Care Quality Commission inspectors also reported that a patient with a leg in plaster had been “bounced” down the stairs in a wheelchair because he could not access the lift at Catterall House.
All new admissions to the 24 bed private home, on Garstang By-Pass Road at Catterall, have been halted on the Commission’s orders after the surprise inspection in November.
The damning report revealed how a week before inspectors arrived a person had left the building in the night using a first floor metal fire escape and needed hospital treatment after falling.
Inspectors noted the incident could “have had fatal consequences.”
During the inspection a soaking wet pillow was found on a shelf in the sluice room, which meant water was dripping over electrical sockets posing a “serious risk of electrocution”.
Concerns the CQC highlighted included:
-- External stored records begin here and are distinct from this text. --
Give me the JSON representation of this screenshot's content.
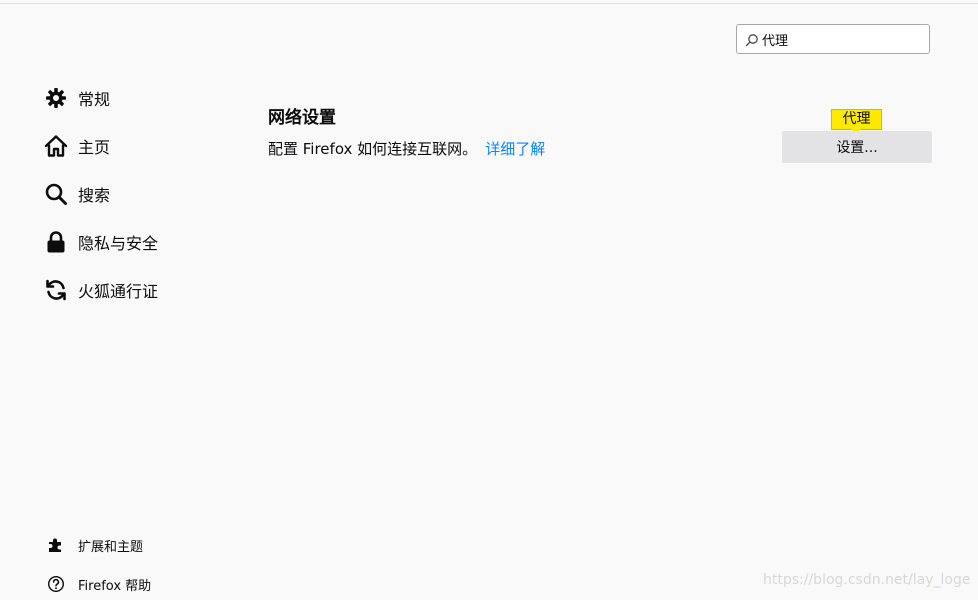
{
  "search": {
    "value": "代理",
    "icon": "search-icon"
  },
  "sidebar": {
    "items": [
      {
        "label": "常规",
        "icon": "gear-icon"
      },
      {
        "label": "主页",
        "icon": "home-icon"
      },
      {
        "label": "搜索",
        "icon": "search-icon"
      },
      {
        "label": "隐私与安全",
        "icon": "lock-icon"
      },
      {
        "label": "火狐通行证",
        "icon": "sync-icon"
      }
    ],
    "footer": [
      {
        "label": "扩展和主题",
        "icon": "puzzle-icon"
      },
      {
        "label": "Firefox 帮助",
        "icon": "help-icon"
      }
    ]
  },
  "main": {
    "section_title": "网络设置",
    "description": "配置 Firefox 如何连接互联网。",
    "learn_more": "详细了解",
    "tooltip": "代理",
    "settings_button": "设置..."
  },
  "watermark": "https://blog.csdn.net/lay_loge",
  "colors": {
    "background": "#f9f9fa",
    "link": "#0a84ff",
    "tooltip": "#ffe900",
    "button": "#e3e3e5"
  }
}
• Hot water temperatures presented a scalding risk in some areas of the home, including residents’ en suite bathrooms.
• A patient with a leg in plaster had been “bounced “ down the stairs in his wheelchair because the plaster on his leg meant he could not access the lift.
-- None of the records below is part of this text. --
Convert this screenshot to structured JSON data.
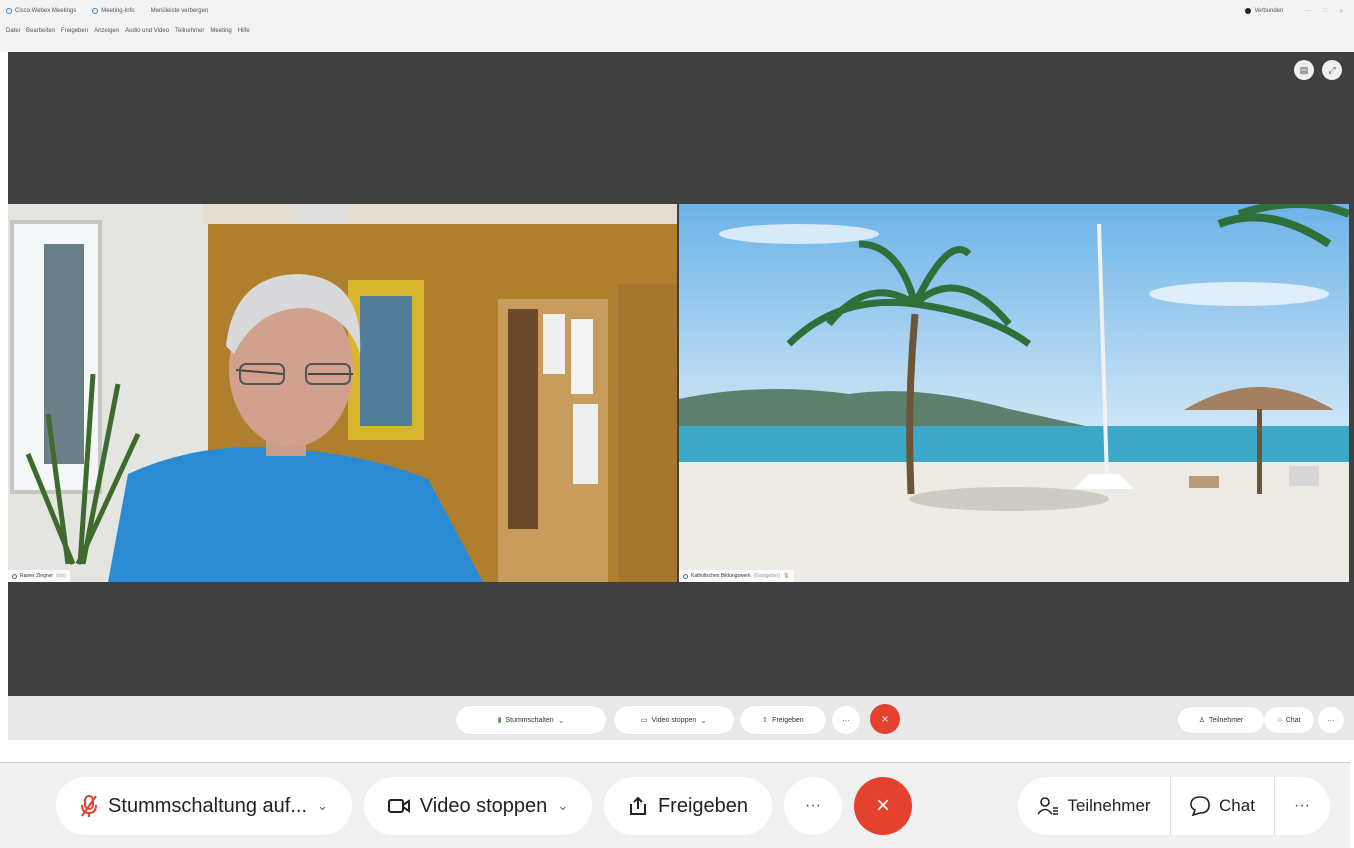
{
  "titlebar": {
    "app_name": "Cisco Webex Meetings",
    "meeting_info": "Meeting-Info",
    "hide_menu": "Menüleiste verbergen",
    "connected": "Verbunden"
  },
  "menu": [
    "Datei",
    "Bearbeiten",
    "Freigeben",
    "Anzeigen",
    "Audio und Video",
    "Teilnehmer",
    "Meeting",
    "Hilfe"
  ],
  "participants": [
    {
      "name": "Rainer Ziegner",
      "tag": "(ich)"
    },
    {
      "name": "Katholisches Bildungswerk",
      "tag": "(Gastgeber)"
    }
  ],
  "controls_small": {
    "mute": "Stummschalten",
    "video": "Video stoppen",
    "share": "Freigeben",
    "participants": "Teilnehmer",
    "chat": "Chat",
    "more": "···",
    "end": "×"
  },
  "controls_big": {
    "mute": "Stummschaltung auf...",
    "video": "Video stoppen",
    "share": "Freigeben",
    "more": "···",
    "end": "×",
    "participants": "Teilnehmer",
    "chat": "Chat",
    "more_right": "···"
  },
  "colors": {
    "end_red": "#e5412f",
    "stage_bg": "#404040",
    "mute_red": "#e5412f"
  }
}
• Inspectors were told no cleaner had been employed at the home for 12 months.
• Care staff had to carry out all cleaning and laundry duties as well as provide activities for residents.
• Care workers also had to cover for the cook on his days off
• Communal bathrooms and toilets were “visibly dirty”
• Several areas of the home were “very odorous.”
The report did note that training was provided for staff and that residents had made “some positive comments” with one noting they were “looked after very well” and another saying: “They are always very kind to me, I know I can rely on them.”
But two expressed concern over staffing levels and inspectors saw one resident upset after waiting for several hours for assistance to go to the lavatory.
Staff were seen to be patient and caring, knew residents and their likes and dislikes well.
Registered manager Robert Blackburn has now moved to a new job. The report noted inspectors assessed his manner with residents as “kind and caring” and said people spoke highly of him, but it also detailed concerns including that he had failed to identify a new resident’s needs properly. He declined to comment but said he was continuing to have discussions with the Commission about the home.
The home will be reinspected within six months, and if no improvements have been made the home could be closed down. Home owners Varsha and Ramesh Gulati said: “We are working very hard to improve our care home and working with CQC and Social Services to achieve our Action Plan.”